WHAT THE TASK ASKS:
In the records below, find the lines that include "Medida" and copy each.

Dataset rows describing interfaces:
··········
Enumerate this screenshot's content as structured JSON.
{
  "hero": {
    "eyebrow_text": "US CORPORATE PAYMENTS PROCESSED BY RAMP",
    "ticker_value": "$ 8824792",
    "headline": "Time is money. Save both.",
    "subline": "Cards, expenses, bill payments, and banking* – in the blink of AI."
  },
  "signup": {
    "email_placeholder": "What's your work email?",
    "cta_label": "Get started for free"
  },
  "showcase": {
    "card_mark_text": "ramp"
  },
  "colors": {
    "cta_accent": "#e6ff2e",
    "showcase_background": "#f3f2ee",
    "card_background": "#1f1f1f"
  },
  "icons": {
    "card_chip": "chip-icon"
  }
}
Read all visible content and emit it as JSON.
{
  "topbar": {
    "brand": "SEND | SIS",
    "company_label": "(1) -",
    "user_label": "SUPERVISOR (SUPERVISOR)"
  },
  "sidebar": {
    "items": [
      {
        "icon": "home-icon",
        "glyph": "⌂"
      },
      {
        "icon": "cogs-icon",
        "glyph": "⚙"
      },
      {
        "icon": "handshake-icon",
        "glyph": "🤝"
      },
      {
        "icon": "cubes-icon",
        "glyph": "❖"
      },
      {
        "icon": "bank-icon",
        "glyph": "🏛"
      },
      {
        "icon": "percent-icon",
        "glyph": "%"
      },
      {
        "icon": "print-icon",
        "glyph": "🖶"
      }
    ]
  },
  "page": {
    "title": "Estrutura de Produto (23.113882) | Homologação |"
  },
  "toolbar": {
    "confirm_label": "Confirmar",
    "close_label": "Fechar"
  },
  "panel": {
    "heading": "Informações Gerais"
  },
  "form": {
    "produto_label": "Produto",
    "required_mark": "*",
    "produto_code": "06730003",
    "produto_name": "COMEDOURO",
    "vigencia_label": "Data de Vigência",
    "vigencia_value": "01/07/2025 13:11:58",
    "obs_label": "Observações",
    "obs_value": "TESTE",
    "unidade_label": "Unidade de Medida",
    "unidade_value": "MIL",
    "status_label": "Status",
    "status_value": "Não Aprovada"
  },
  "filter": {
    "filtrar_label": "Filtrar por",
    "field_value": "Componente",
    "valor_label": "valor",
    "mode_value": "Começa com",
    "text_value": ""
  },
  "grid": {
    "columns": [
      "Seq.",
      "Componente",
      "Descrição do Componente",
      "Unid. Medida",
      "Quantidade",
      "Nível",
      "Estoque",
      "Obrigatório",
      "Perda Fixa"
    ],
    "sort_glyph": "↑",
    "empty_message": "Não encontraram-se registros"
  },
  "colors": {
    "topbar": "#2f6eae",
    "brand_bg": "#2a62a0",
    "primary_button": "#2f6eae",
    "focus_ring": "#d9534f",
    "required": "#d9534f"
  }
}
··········
ANSWER SECTION:
    "unidade_label": "Unidade de Medida",
      "Unid. Medida",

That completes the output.